[[ INPUT MATERIAL open ]]

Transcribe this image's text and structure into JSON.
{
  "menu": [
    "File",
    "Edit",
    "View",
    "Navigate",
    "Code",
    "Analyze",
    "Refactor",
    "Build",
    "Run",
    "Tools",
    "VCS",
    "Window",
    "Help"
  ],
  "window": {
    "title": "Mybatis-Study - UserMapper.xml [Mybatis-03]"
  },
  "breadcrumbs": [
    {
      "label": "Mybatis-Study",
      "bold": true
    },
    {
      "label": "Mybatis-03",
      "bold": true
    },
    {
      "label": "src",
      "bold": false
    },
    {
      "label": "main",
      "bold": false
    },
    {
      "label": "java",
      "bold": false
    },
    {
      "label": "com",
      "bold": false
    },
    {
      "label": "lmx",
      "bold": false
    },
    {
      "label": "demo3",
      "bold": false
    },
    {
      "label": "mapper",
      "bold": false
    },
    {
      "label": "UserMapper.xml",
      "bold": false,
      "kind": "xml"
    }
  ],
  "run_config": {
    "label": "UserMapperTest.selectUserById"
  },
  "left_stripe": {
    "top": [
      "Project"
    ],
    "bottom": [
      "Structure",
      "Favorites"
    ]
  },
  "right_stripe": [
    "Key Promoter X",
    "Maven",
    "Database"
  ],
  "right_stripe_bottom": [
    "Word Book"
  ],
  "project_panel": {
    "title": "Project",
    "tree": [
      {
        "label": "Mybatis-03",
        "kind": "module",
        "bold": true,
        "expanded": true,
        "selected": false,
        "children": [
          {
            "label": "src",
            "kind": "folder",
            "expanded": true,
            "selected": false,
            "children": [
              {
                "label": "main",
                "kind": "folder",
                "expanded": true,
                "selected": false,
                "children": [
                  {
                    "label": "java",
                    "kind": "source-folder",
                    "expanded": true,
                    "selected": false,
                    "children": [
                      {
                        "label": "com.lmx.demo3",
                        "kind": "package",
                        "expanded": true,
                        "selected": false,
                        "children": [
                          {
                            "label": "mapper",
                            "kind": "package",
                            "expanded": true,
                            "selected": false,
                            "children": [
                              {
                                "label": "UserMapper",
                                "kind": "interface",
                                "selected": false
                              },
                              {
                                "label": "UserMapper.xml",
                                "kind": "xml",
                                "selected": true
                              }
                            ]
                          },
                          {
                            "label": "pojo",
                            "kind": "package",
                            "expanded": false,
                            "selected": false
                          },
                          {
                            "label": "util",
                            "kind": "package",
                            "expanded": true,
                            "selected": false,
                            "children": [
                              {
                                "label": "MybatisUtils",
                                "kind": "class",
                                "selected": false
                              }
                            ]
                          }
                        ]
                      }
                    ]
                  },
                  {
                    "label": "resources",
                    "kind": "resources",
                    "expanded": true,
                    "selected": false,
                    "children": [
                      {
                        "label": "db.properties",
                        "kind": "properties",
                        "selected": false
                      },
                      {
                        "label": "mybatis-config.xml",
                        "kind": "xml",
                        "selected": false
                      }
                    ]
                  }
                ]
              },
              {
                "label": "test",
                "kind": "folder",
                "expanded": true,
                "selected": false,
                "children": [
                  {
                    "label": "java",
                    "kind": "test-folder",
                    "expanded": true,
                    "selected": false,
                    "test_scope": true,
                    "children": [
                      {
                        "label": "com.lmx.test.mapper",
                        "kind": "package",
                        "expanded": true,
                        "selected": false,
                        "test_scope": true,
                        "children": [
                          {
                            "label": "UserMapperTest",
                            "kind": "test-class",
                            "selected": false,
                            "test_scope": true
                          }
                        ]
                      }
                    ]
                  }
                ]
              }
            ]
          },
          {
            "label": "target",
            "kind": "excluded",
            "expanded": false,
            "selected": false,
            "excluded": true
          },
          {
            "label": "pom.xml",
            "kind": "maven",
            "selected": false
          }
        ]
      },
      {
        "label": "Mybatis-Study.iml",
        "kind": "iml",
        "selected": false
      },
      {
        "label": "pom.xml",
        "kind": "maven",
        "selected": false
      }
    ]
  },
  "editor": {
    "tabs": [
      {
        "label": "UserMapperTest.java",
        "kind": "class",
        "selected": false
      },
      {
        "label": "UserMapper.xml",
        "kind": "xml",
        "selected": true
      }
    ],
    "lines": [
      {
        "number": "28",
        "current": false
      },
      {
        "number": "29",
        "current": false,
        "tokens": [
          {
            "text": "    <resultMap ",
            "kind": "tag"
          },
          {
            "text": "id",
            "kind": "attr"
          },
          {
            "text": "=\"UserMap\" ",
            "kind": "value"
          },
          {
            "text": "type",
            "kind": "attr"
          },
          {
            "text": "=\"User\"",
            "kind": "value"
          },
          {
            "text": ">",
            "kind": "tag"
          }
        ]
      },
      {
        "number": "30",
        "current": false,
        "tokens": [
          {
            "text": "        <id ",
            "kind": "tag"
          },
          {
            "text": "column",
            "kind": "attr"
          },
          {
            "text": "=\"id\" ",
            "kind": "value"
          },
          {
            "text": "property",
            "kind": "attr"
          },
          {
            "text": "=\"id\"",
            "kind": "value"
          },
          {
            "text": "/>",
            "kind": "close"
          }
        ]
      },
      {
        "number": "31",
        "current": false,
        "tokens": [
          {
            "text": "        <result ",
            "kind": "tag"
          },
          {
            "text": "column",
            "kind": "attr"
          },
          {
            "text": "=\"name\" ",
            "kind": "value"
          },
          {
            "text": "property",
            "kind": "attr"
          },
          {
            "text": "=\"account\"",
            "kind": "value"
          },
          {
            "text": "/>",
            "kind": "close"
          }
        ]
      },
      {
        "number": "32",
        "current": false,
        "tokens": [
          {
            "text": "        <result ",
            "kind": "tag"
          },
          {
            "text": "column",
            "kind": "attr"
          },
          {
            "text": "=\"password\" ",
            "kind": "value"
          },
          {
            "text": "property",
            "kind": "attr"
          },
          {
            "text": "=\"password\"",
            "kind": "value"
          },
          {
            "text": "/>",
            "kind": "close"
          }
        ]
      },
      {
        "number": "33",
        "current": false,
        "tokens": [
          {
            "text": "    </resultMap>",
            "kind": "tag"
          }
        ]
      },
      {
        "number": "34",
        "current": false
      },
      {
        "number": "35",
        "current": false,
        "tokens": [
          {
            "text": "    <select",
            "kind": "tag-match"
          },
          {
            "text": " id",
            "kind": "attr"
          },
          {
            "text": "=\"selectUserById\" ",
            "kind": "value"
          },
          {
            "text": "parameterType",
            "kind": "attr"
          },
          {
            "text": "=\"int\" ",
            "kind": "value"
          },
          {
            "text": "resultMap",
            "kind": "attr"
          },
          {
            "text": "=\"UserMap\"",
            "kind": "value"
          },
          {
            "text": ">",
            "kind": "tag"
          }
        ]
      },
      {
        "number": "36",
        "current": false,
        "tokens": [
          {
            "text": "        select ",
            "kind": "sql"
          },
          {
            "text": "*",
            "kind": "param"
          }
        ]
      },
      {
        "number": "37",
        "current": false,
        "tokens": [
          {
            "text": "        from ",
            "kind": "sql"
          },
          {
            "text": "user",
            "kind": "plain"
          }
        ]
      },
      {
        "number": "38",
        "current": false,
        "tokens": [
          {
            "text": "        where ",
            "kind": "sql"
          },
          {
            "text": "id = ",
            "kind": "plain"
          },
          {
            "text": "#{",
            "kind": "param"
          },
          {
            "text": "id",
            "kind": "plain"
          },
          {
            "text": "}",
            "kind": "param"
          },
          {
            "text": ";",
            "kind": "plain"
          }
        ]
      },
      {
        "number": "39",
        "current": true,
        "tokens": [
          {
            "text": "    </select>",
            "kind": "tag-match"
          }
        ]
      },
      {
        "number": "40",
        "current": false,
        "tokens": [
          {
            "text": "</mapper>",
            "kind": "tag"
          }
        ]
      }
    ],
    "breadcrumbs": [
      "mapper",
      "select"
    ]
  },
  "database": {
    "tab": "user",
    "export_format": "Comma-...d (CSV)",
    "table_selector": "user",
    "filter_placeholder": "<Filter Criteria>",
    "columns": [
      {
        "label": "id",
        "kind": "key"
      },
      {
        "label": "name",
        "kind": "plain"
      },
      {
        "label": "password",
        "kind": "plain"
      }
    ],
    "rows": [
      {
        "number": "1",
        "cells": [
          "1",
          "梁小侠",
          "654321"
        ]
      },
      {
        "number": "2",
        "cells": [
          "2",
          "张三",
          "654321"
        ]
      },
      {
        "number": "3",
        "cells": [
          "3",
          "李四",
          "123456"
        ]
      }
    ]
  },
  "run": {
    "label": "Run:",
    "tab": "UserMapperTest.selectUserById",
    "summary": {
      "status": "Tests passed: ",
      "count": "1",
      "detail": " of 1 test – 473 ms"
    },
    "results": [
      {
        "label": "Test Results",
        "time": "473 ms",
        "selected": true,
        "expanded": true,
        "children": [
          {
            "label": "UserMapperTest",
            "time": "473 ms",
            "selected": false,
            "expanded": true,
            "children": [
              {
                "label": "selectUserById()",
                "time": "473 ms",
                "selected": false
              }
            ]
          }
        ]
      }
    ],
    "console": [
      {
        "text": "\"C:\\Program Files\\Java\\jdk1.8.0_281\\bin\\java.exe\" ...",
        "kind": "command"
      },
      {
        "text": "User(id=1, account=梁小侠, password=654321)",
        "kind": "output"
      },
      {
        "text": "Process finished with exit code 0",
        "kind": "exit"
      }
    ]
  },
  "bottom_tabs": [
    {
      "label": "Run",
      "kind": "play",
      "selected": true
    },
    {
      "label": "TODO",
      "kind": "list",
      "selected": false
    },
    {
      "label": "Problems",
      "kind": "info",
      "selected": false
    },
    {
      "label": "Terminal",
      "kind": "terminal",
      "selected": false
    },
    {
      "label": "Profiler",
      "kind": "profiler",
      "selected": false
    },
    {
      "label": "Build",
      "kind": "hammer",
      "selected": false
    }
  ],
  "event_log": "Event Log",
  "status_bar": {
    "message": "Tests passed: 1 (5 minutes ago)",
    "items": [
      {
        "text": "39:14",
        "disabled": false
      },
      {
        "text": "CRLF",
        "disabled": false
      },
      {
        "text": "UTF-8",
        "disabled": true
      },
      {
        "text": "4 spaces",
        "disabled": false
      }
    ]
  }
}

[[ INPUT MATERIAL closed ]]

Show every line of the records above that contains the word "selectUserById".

OUTPUT OF THE TASK >>
    "label": "UserMapperTest.selectUserById"
            "text": "=\"selectUserById\" ",
    "tab": "UserMapperTest.selectUserById",
                "label": "selectUserById()",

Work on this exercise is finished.